→ Task details: The expected output is each line below containing "subtitle", copied in full.

[[ Raw data, beginning ]]

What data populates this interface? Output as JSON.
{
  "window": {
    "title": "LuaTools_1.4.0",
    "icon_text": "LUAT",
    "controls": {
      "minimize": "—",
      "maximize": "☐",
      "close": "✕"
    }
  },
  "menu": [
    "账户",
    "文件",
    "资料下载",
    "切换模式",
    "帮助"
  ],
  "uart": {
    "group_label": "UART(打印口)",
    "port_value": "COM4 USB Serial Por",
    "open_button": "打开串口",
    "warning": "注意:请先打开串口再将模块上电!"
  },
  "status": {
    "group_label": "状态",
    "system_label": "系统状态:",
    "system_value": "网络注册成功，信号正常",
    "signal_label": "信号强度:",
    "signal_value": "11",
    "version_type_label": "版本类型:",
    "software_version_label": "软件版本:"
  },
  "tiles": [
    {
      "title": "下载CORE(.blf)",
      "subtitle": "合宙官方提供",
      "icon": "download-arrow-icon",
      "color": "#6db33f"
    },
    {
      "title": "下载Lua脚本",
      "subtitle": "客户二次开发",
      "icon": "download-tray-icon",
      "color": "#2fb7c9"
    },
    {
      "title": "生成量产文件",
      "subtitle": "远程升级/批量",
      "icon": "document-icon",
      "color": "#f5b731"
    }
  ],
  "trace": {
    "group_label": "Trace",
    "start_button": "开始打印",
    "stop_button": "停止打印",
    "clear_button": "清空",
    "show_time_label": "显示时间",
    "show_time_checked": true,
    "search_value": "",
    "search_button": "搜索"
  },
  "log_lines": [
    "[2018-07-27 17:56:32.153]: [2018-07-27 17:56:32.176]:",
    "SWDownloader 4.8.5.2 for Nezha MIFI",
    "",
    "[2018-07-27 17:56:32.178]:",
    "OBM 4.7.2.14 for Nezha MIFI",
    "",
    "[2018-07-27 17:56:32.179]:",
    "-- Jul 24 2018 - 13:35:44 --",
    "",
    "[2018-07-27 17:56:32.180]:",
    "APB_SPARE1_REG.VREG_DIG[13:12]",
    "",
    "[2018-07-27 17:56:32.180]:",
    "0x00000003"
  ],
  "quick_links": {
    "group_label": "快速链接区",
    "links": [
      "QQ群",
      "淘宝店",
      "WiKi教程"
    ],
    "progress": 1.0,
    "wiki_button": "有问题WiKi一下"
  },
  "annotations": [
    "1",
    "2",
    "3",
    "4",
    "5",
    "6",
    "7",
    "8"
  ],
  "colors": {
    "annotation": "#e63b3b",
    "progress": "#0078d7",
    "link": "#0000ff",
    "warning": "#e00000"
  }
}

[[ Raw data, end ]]
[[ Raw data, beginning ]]

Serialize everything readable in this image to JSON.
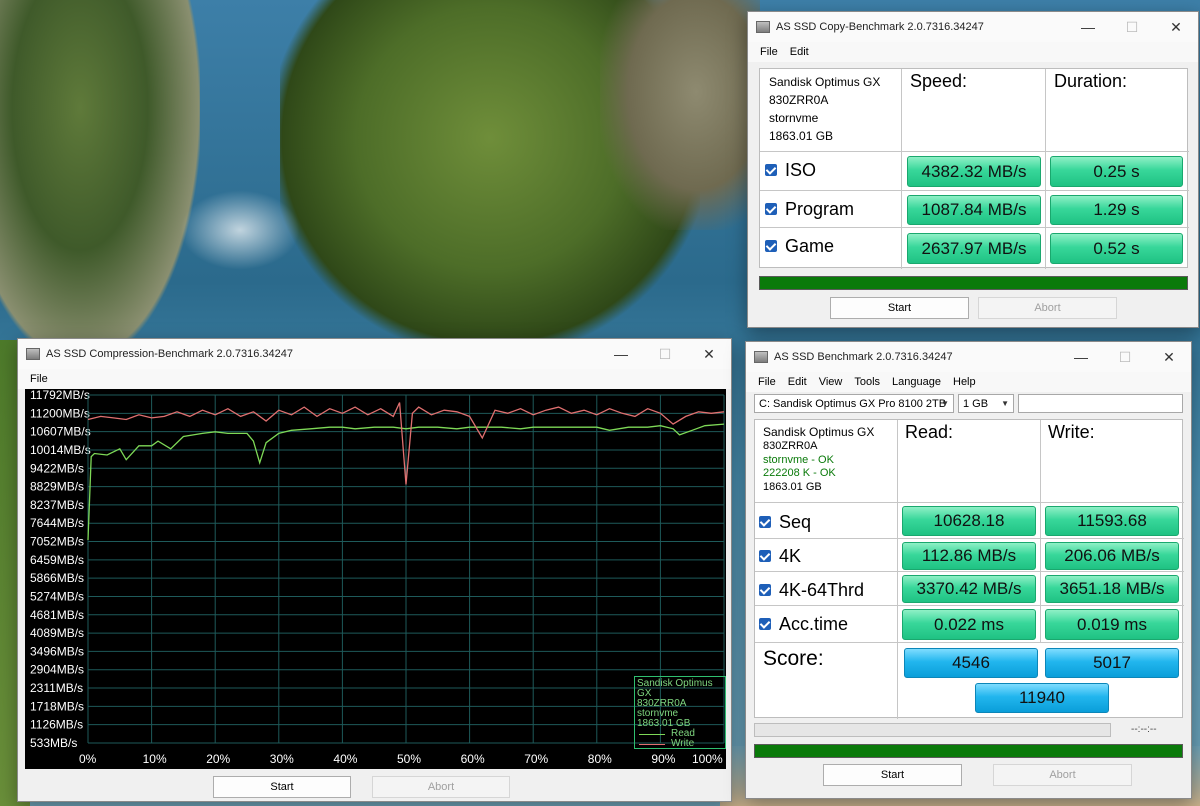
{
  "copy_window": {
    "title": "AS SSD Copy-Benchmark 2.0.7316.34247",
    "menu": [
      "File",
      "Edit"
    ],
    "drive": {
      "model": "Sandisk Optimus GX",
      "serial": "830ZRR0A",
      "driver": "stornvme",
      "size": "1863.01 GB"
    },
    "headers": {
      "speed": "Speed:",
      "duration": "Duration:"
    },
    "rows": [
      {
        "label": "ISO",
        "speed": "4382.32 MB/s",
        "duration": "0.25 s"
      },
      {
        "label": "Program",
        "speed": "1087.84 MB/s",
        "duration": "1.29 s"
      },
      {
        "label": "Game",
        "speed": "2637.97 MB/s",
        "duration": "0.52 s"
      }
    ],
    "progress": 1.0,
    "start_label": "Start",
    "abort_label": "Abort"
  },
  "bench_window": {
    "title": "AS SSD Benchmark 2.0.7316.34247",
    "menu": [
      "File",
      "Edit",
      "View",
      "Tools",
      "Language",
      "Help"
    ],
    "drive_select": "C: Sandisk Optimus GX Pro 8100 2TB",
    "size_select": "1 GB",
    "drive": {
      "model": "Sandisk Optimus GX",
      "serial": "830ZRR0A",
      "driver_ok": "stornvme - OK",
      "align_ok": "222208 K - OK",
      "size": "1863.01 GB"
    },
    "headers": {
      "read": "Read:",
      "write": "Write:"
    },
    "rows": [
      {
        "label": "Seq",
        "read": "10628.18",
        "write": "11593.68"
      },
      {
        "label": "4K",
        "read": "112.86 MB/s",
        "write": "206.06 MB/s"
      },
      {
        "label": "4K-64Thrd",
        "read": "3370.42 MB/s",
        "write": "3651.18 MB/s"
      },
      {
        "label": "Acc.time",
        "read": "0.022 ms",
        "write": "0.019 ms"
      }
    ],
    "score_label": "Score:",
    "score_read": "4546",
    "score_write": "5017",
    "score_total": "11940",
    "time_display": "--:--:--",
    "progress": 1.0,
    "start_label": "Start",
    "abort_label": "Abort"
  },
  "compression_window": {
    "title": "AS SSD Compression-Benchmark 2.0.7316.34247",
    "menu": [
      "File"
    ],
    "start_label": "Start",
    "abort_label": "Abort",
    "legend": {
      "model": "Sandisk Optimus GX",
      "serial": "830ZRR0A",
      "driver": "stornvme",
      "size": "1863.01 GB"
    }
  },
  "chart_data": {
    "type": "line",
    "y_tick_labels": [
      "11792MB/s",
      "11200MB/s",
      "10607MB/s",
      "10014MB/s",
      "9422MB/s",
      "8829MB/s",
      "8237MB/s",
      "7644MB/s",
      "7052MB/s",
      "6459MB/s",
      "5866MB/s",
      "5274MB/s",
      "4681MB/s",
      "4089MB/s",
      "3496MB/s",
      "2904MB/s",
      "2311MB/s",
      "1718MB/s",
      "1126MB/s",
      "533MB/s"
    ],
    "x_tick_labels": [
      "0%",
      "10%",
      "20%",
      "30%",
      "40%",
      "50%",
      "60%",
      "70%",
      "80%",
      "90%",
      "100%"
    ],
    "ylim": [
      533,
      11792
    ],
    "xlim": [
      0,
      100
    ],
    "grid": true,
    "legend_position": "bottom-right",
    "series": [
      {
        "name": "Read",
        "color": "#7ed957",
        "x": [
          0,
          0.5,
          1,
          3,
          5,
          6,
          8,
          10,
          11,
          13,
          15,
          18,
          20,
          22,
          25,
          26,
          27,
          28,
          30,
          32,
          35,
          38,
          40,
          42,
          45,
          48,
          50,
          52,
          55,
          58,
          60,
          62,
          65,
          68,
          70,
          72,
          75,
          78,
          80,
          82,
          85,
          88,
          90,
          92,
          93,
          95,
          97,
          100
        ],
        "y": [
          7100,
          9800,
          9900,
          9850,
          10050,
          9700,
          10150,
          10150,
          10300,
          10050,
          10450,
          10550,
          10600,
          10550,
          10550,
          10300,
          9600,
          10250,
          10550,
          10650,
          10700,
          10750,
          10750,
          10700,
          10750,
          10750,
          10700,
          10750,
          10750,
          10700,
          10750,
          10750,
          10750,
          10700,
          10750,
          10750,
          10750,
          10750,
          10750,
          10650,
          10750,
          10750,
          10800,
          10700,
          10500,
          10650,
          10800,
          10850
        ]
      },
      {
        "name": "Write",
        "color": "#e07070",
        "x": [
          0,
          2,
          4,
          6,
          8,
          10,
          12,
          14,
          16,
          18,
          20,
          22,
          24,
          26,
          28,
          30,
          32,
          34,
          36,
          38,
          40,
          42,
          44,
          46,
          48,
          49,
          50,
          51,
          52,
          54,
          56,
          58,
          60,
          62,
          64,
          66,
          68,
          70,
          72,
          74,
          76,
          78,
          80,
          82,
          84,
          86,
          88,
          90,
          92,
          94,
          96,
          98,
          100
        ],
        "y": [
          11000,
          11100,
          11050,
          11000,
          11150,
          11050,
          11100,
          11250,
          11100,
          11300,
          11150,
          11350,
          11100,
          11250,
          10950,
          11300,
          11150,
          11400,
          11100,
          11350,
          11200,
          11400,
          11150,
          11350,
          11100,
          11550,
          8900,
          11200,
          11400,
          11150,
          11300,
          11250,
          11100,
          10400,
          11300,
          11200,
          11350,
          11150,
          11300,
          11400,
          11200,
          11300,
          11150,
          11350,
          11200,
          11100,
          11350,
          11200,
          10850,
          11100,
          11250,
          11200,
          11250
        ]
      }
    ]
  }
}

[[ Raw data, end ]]
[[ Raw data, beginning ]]

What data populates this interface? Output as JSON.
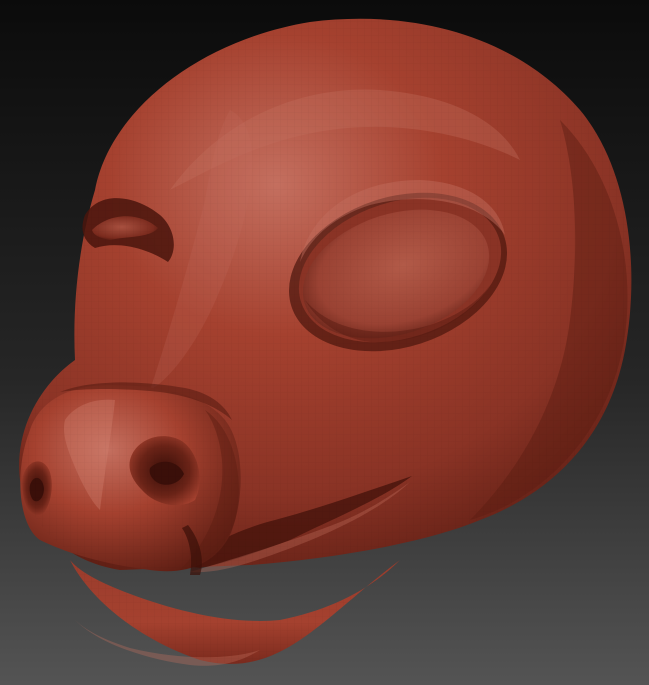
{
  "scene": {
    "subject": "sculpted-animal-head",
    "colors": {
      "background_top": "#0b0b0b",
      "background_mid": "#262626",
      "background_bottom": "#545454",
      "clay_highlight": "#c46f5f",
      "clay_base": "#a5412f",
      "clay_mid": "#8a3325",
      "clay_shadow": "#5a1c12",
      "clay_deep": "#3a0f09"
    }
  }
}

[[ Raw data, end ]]

→ Solution to the exercise:
      "subtitle": "合宙官方提供",
      "subtitle": "客户二次开发",
      "subtitle": "远程升级/批量",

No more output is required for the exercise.